For a small ship expedition cruise line like Coral Expeditions, where the focus is an in-depth destination voyage, high quality crew and experts, remote ports and hidden coves, an onboard walk around of the Coral Discoverer when she was in Auckland is a difficult avenue for a comprehensive review. However, when the manifest from Auckland boasts a 98% repeat client rate, they are clearly doing something very well and an onboard walk around was warranted.
About Coral Expeditions
Coral Expeditions is unlikely to be well known name to many Fine Travel clients looking for a cruise holiday. It is an Australian small ship expedition cruise line which, when it comes to the Coral Discoverer that we inspected, takes very seriously the expedition cruise ethos that an expedition cruise is about the time off the ship, not on it.
The primary focus of the Coral Discoverer’s itineraries is Australia – with Tasmania, and Northern Australia around to Darwin and the Kimberleys the main attractions. Voyages also incorporate logical extensions like New Zealand and the Pacific. Built in 2005 and refurbished in 2016 she welcomes a maximum of 72 guests in 36 cabins.
Onboard The Coral Discoverer
For travellers who have joined similarly priced itineraries with premium and luxury cruise lines, or not been onboard such a small cruise ship before, stepping aboard the Coral Discoverer for the first time will require an expectation adjustment and it is very important to be sure that this is the right style of expedition cruise ship for you.
The Coral Discoverer has the essentials you would expect in the common areas of a small ship that wasn’t designed for onboard entertainment or “soft expedition” cruising. It is not an Australian version of the French cruise line Ponant which also offers soft expedition itineraries in our waters at around the same price point. The common areas include:

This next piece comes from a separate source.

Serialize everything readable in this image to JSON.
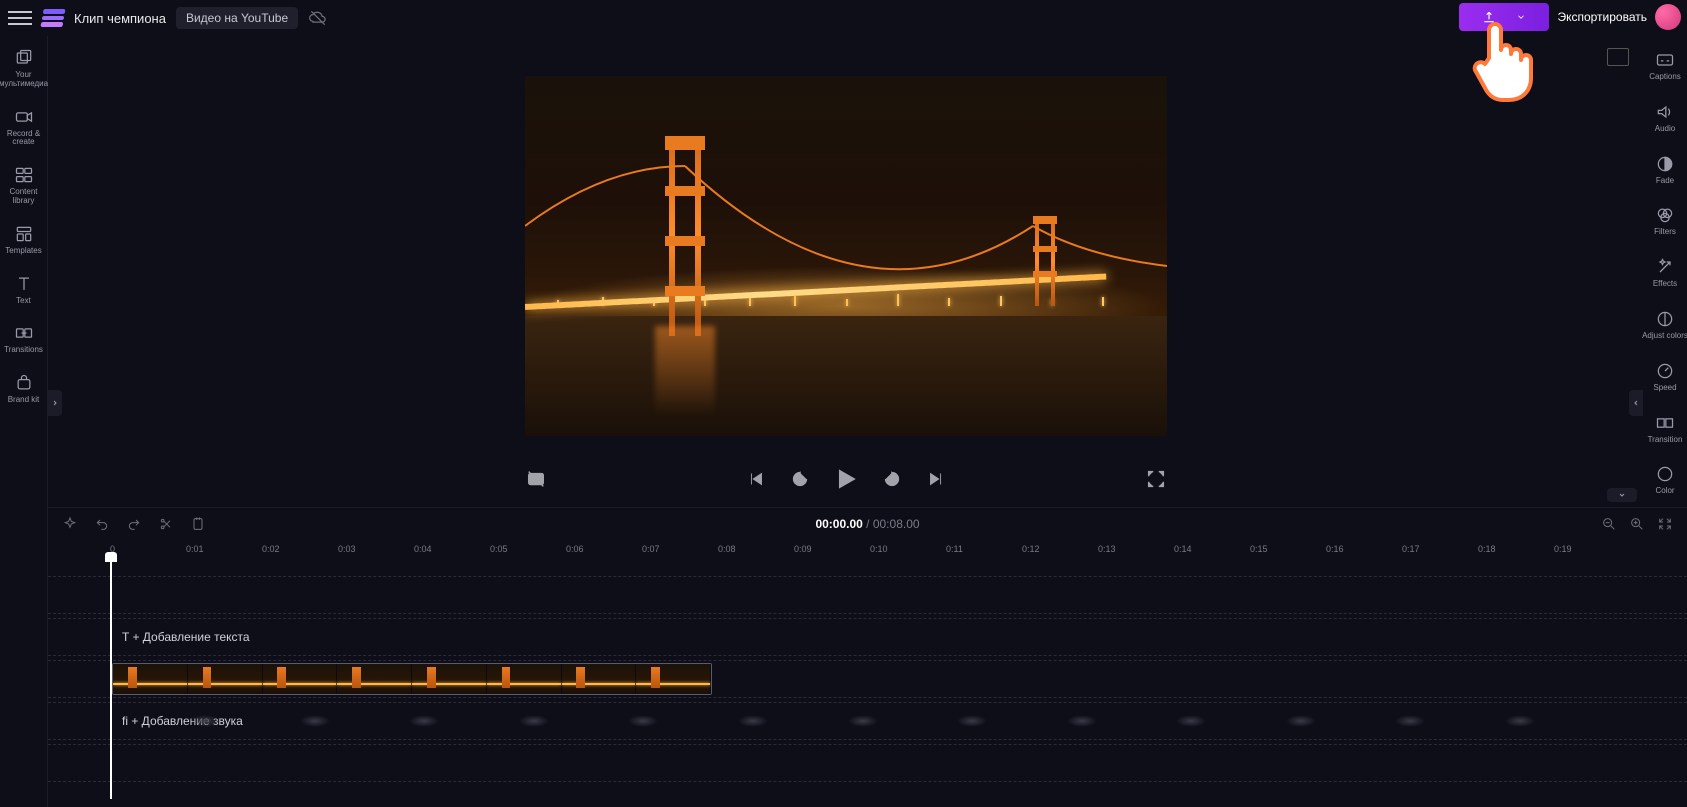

- An open bridge policy where guests can interact with the Captain at their leisure.
- An intimate lecture theatre where experts speak about the upcoming days adventures and recap at the end of the day. Movies can also be played here.
- A very small library (similar to a collection you might have seen in a boutique hotel).

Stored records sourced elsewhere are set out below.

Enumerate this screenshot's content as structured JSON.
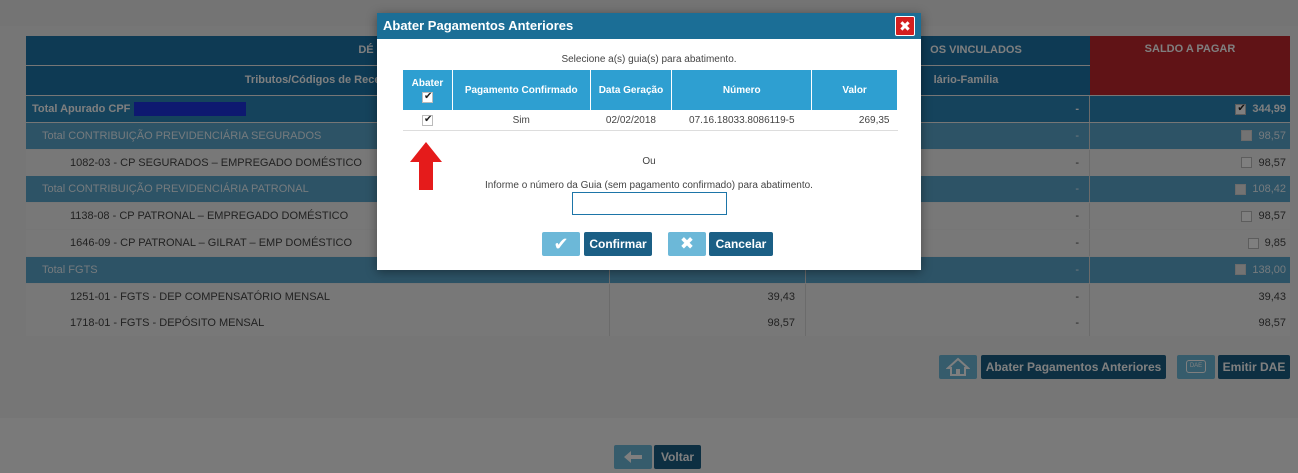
{
  "table": {
    "header_left_partial": "DÉ",
    "header_vinculados_partial": "OS VINCULADOS",
    "header_saldo": "SALDO A PAGAR",
    "subheader_left_partial": "Tributos/Códigos de Receit",
    "subheader_middle_partial": "lário-Família",
    "rows": [
      {
        "kind": "total",
        "label": "Total Apurado CPF",
        "v1": "",
        "v2": "-",
        "v3": "344,99",
        "check": "on"
      },
      {
        "kind": "subtotal",
        "label": "Total CONTRIBUIÇÃO PREVIDENCIÁRIA SEGURADOS",
        "v1": "",
        "v2": "-",
        "v3": "98,57",
        "check": "faint"
      },
      {
        "kind": "item",
        "label": "1082-03 - CP SEGURADOS – EMPREGADO DOMÉSTICO",
        "v1": "",
        "v2": "-",
        "v3": "98,57",
        "check": "off"
      },
      {
        "kind": "subtotal",
        "label": "Total CONTRIBUIÇÃO PREVIDENCIÁRIA PATRONAL",
        "v1": "",
        "v2": "-",
        "v3": "108,42",
        "check": "faint"
      },
      {
        "kind": "item",
        "label": "1138-08 - CP PATRONAL – EMPREGADO DOMÉSTICO",
        "v1": "",
        "v2": "-",
        "v3": "98,57",
        "check": "off"
      },
      {
        "kind": "item",
        "label": "1646-09 - CP PATRONAL – GILRAT – EMP DOMÉSTICO",
        "v1": "",
        "v2": "-",
        "v3": "9,85",
        "check": "off"
      },
      {
        "kind": "subtotal",
        "label": "Total FGTS",
        "v1": "",
        "v2": "-",
        "v3": "138,00",
        "check": "faint"
      },
      {
        "kind": "item",
        "label": "1251-01 - FGTS - DEP COMPENSATÓRIO MENSAL",
        "v1": "39,43",
        "v2": "-",
        "v3": "39,43",
        "check": "none"
      },
      {
        "kind": "item",
        "label": "1718-01 - FGTS - DEPÓSITO MENSAL",
        "v1": "98,57",
        "v2": "-",
        "v3": "98,57",
        "check": "none"
      }
    ]
  },
  "actions": {
    "abater_label": "Abater Pagamentos Anteriores",
    "emitir_label": "Emitir DAE",
    "dae_icon_text": "DAE",
    "voltar_label": "Voltar"
  },
  "modal": {
    "title": "Abater Pagamentos Anteriores",
    "close_symbol": "✖",
    "instruction": "Selecione a(s) guia(s) para abatimento.",
    "columns": [
      "Abater",
      "Pagamento Confirmado",
      "Data Geração",
      "Número",
      "Valor"
    ],
    "rows": [
      {
        "abater": true,
        "pagamento_confirmado": "Sim",
        "data_geracao": "02/02/2018",
        "numero": "07.16.18033.8086119-5",
        "valor": "269,35"
      }
    ],
    "ou": "Ou",
    "inform_text": "Informe o número da Guia (sem pagamento confirmado) para abatimento.",
    "guia_value": "",
    "confirm_label": "Confirmar",
    "cancel_label": "Cancelar"
  },
  "colors": {
    "header_blue": "#1d75a8",
    "saldo_red": "#c0272d",
    "modal_title": "#1b6e96",
    "close_red": "#d51f1f",
    "table_head": "#2e9fd1",
    "arrow_red": "#e51b1b"
  }
}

- A cafe style restaurant and bar (pictured above), where all meals are eaten (buffet for lunch and a la carte for dinner). There is no room service onboard.
- An open deck area at the top of ship
- There are no lifts between the floors.
The cabins reflect an expectation that you will return there (probably exhausted) to sleep. The cabins are all approximately the same size, with little variation (the upstairs cabins enjoying a narrow balcony).
The bathrooms are relatively small, with a shower just out of shot below.
A Fine Travel client’s attraction to a close to home cruise onboard the Coral Discoverer will be determined by a desire for an active, enriching educational experience on their chosen itinerary rather than a “flop and drop” onboard a floating amusement park.
Describing the Coral Discoverer without the benefit of the full onboard experience has been somewhat challenging – the risk being that I give an unfair impression of the Coral Discoverer by comparing her to other ships that she isn’t trying to be. The Coral Discoverer is simply furnished – not tired, or run down – the crew take great pride in the ship – as if it was their own.
I can’t help escape the thought that client expectations at this price point may have moved on – an insight that Coral Expeditions may also share given the design of its newest ship, the Coral Geographer and that from 2021 the Coral Discoverer is being relocated to shorter itineraries at the Great Barrier Reef. Boasting suites with a bath for stargazing, an elevator and a gym, the Coral Geographer’s itineraries will be highly sought after.